    Rapid plasma eruptions explosively release energy within Earth’s magnetosphere, at the Sun and at other planets. At Earth, these eruptions, termed plasmoids, occur in the magnetospheric nightside and are associated with sudden brightening of the aurora. The chain of events leading to the plasmoid is one of the longest-standing unresolved questions in space physics. Two competing paradigms have been proposed to explain the course of events. The first asserts that magnetic reconnection changes the magnetic topology in the tail, severing a part of the magnetosphere as plasmoid. The second employs kinetic instabilities that first disrupt the current sheet supporting the magnetotail and launch waves that trigger the topological change to eject the plasmoid. Here we numerically simulate Earth’s magnetosphere at realistic scales using a model that captures the physics underlying both paradigms. We show that both magnetic reconnection and kinetic instabilities are required to induce a global topological reconfiguration of the magnetotail, thereby combining the seemingly contradictory paradigms. Our results help to understand how plasma eruptions may take place, guide spacecraft constellation mission design to capture these ejections in observations and lead to improved understanding of space weather by improving the predictability of the plasmoids.

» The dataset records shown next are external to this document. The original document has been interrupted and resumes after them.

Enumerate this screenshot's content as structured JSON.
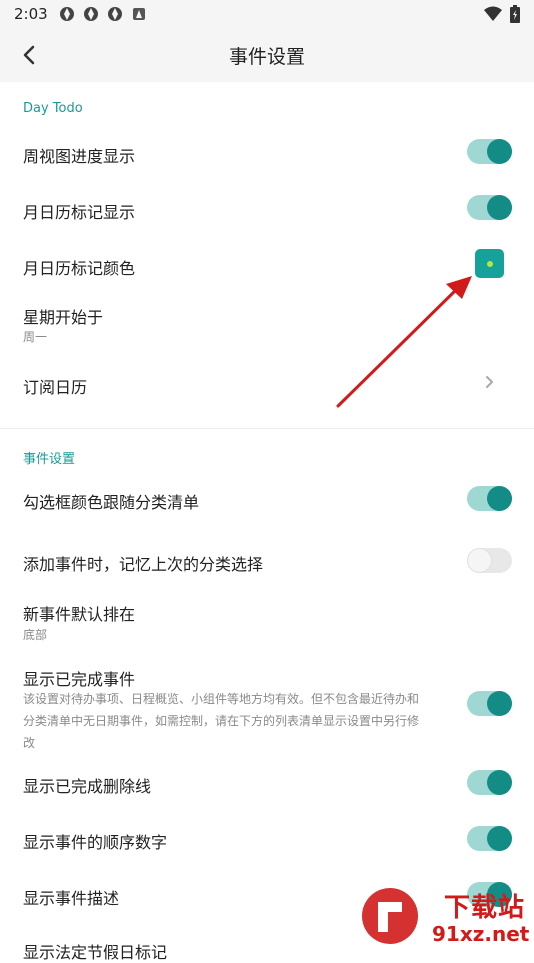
{
  "status_bar": {
    "time": "2:03"
  },
  "app_bar": {
    "title": "事件设置"
  },
  "sections": [
    {
      "header": "Day Todo",
      "rows": [
        {
          "title": "周视图进度显示",
          "control": "toggle",
          "on": true
        },
        {
          "title": "月日历标记显示",
          "control": "toggle",
          "on": true
        },
        {
          "title": "月日历标记颜色",
          "control": "color",
          "color": "#16a29b"
        },
        {
          "title": "星期开始于",
          "subtitle": "周一"
        },
        {
          "title": "订阅日历",
          "control": "chevron"
        }
      ]
    },
    {
      "header": "事件设置",
      "rows": [
        {
          "title": "勾选框颜色跟随分类清单",
          "control": "toggle",
          "on": true
        },
        {
          "title": "添加事件时，记忆上次的分类选择",
          "control": "toggle",
          "on": false
        },
        {
          "title": "新事件默认排在",
          "subtitle": "底部"
        },
        {
          "title": "显示已完成事件",
          "description_lines": [
            "该设置对待办事项、日程概览、小组件等地方均有效。但不包含最近待办和",
            "分类清单中无日期事件，如需控制，请在下方的列表清单显示设置中另行修",
            "改"
          ],
          "control": "toggle",
          "on": true
        },
        {
          "title": "显示已完成删除线",
          "control": "toggle",
          "on": true
        },
        {
          "title": "显示事件的顺序数字",
          "control": "toggle",
          "on": true
        },
        {
          "title": "显示事件描述",
          "control": "toggle",
          "on": true
        },
        {
          "title": "显示法定节假日标记"
        }
      ]
    }
  ],
  "watermark": {
    "text": "下载站",
    "url_text": "91xz.net"
  },
  "colors": {
    "accent": "#138c86",
    "toggle_track_on": "#9fd7d3",
    "section_header": "#1a9a96",
    "annotation_arrow": "#d11b1b"
  }
}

  5. Abstract

    The magnetospheric substorm is a key mode of flux and energy transport throughout the magnetosphere associated with distinct and repeatable magnetotail dynamical processes and plasma injections. The substorm growth phase is characterized by current sheet thinning and magnetic field reconfiguration around the equatorial plane. The global characteristics of current sheet thinning are important for understanding of magnetotail state right before the onset of magnetic reconnection and of the key substorm expansion phase. In this paper, we investigate this thinning at different radial distances using plasma sheet (PS) energetic (>50 keV) electrons that reach from the equator to low altitudes during their fast (∼1 s) travel along magnetic field lines. We perform a multi‐case study and a statistical analysis of 34 events with near‐equatorial observations of the current sheet thinning by equatorial missions and concurrent, latitudinal crossings of the ionospheric projection of the magnetotail by the low‐altitude Electron Losses and Fields Investigation (ELFIN) CubeSats at approximately the same local time sector. Energetic electron fluxes thus collected by ELFIN provide near‐instantaneous (<5 min duration) radial snapshots of magnetotail fluxes. Main findings of this study confirm the previously proposed concepts with low‐altitude energetic electron measurements: (a) Energy distributions of low‐altitude fluxes are quantitatively close tomore »the near‐equatorial distributions, which justifies the investigation of the magnetotail current sheet reconfiguration using low‐altitude measurements. (b) The magnetic field reconfiguration during the current sheet thinning (which lasts ≥ an hour) results in a rapid shrinking of the low‐altitude projection of the entire PS (from near‐Earth, ∼10RE, to the lunar orbit ∼60RE) to 1–2° of magnetic latitude in the ionosphere. (c) The current sheet dipolarization, common during the substorm onset, is associated with a very quick (∼10 min) change of the tail magnetic field configuration to its dipolar state, as implied by a poleward expansion of the PSPS at low altitudes.

    « less